Data records
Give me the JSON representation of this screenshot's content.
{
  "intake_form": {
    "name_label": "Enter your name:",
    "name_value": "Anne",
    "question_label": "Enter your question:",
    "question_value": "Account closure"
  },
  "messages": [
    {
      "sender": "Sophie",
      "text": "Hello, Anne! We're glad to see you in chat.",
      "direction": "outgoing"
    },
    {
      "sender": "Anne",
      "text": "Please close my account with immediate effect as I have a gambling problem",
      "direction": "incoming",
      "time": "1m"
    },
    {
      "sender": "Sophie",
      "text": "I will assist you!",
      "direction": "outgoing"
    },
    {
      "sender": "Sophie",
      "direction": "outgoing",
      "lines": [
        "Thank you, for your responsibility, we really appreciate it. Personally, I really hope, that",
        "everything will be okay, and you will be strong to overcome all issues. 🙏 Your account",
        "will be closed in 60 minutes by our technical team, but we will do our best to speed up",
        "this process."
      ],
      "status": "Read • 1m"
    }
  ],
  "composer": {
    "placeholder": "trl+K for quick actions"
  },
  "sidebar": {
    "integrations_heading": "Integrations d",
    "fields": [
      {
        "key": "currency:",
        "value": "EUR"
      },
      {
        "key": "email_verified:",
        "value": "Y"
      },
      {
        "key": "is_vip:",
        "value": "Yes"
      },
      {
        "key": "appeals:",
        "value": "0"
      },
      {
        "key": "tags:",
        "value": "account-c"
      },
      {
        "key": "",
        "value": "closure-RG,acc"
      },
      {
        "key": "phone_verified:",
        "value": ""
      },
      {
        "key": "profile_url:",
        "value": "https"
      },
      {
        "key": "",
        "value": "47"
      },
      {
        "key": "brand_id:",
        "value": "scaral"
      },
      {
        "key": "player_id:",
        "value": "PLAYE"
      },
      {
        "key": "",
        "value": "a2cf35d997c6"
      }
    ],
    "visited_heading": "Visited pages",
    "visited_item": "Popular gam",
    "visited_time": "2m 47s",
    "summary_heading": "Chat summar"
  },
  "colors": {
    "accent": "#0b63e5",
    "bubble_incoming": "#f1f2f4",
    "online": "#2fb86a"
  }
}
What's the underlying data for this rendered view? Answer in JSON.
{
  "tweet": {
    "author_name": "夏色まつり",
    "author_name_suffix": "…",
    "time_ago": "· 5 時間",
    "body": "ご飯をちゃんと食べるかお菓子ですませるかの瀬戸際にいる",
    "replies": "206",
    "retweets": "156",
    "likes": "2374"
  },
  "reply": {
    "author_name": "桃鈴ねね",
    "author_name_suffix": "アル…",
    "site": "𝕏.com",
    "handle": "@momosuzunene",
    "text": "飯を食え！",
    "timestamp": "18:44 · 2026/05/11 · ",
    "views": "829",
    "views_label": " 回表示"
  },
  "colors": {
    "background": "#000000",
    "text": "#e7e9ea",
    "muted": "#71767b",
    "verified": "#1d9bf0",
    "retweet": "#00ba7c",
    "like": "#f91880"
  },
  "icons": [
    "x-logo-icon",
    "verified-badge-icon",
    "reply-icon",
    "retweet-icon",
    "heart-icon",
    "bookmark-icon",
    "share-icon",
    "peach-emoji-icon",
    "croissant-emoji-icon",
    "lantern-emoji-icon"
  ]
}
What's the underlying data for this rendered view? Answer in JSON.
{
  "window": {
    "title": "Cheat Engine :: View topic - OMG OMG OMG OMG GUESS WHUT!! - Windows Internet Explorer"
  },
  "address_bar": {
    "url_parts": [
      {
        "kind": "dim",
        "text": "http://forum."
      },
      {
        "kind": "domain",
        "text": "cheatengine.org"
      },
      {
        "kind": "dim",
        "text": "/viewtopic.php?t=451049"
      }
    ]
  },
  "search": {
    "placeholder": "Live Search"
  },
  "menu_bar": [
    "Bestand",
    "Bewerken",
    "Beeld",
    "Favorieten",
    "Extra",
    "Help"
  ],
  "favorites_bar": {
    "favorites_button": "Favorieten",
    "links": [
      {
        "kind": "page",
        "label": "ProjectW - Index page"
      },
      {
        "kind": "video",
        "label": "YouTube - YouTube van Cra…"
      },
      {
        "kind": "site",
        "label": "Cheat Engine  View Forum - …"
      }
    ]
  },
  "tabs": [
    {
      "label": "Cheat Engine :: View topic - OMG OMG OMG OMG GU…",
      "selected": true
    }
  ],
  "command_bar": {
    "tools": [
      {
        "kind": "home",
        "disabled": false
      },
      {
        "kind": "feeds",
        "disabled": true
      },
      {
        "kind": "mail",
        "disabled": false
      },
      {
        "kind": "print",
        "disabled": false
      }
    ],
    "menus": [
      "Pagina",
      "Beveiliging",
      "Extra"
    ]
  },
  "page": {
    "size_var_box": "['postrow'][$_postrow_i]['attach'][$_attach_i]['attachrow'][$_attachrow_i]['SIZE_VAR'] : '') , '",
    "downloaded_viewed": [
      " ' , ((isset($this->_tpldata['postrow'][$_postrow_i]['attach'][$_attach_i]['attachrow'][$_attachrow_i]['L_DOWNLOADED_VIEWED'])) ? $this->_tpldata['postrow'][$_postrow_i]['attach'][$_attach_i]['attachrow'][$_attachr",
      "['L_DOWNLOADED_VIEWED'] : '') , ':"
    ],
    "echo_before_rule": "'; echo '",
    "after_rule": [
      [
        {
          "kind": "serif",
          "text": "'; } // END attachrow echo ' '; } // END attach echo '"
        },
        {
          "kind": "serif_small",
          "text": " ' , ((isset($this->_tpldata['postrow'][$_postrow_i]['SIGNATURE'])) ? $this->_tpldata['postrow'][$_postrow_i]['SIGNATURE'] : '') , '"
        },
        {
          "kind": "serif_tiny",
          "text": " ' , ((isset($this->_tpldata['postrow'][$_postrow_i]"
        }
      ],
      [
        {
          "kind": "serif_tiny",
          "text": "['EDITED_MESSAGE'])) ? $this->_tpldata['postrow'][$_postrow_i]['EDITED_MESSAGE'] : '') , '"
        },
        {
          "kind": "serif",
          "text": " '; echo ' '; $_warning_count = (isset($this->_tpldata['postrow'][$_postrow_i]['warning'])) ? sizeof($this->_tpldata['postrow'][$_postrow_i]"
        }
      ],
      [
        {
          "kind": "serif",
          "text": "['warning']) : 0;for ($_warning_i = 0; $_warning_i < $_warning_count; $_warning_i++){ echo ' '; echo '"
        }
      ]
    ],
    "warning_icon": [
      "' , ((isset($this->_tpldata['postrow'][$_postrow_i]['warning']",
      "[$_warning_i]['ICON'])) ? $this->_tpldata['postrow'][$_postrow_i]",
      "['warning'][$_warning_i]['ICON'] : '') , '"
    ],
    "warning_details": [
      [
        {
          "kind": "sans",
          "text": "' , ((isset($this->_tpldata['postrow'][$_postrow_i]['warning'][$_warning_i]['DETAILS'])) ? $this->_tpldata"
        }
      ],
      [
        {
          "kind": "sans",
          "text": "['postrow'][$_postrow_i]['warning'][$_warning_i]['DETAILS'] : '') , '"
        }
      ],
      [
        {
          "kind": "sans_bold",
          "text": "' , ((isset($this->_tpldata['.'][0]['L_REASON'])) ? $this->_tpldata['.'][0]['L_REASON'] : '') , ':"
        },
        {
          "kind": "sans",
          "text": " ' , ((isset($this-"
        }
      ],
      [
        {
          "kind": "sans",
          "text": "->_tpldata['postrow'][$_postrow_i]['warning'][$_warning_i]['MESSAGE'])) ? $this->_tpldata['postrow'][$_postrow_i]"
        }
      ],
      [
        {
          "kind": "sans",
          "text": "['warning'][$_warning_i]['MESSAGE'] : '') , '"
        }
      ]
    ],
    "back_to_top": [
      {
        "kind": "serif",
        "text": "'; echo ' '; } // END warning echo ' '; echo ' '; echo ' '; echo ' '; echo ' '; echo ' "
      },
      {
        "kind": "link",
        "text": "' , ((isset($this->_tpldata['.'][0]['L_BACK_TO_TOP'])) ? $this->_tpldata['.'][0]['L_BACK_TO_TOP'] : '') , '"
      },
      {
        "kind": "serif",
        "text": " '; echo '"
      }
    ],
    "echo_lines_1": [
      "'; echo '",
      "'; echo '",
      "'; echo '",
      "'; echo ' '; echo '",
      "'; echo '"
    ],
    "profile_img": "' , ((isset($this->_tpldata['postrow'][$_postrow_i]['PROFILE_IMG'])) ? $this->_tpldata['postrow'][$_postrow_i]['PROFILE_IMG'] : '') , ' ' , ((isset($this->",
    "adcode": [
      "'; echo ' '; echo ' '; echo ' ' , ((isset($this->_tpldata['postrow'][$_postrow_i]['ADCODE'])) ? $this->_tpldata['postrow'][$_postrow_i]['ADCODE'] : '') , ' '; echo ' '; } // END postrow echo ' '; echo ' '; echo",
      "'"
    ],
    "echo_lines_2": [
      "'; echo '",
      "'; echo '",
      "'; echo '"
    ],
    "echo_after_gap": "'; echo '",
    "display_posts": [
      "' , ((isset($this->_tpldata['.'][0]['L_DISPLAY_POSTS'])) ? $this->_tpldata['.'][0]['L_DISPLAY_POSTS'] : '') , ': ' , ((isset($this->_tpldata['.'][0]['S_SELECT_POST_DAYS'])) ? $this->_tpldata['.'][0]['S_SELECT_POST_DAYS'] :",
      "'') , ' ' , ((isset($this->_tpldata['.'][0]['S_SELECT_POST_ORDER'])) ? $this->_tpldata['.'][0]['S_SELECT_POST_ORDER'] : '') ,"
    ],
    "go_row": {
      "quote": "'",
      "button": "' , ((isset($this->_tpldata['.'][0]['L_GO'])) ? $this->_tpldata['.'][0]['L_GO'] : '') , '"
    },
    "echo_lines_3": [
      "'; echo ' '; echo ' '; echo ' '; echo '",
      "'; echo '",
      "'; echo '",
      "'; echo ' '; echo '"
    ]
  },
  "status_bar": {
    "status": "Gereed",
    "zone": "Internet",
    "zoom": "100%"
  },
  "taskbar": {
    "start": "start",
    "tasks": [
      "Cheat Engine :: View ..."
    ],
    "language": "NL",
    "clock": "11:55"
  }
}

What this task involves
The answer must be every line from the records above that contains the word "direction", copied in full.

Answer for this exercise
      "direction": "outgoing"
      "direction": "incoming",
      "direction": "outgoing"
      "direction": "outgoing",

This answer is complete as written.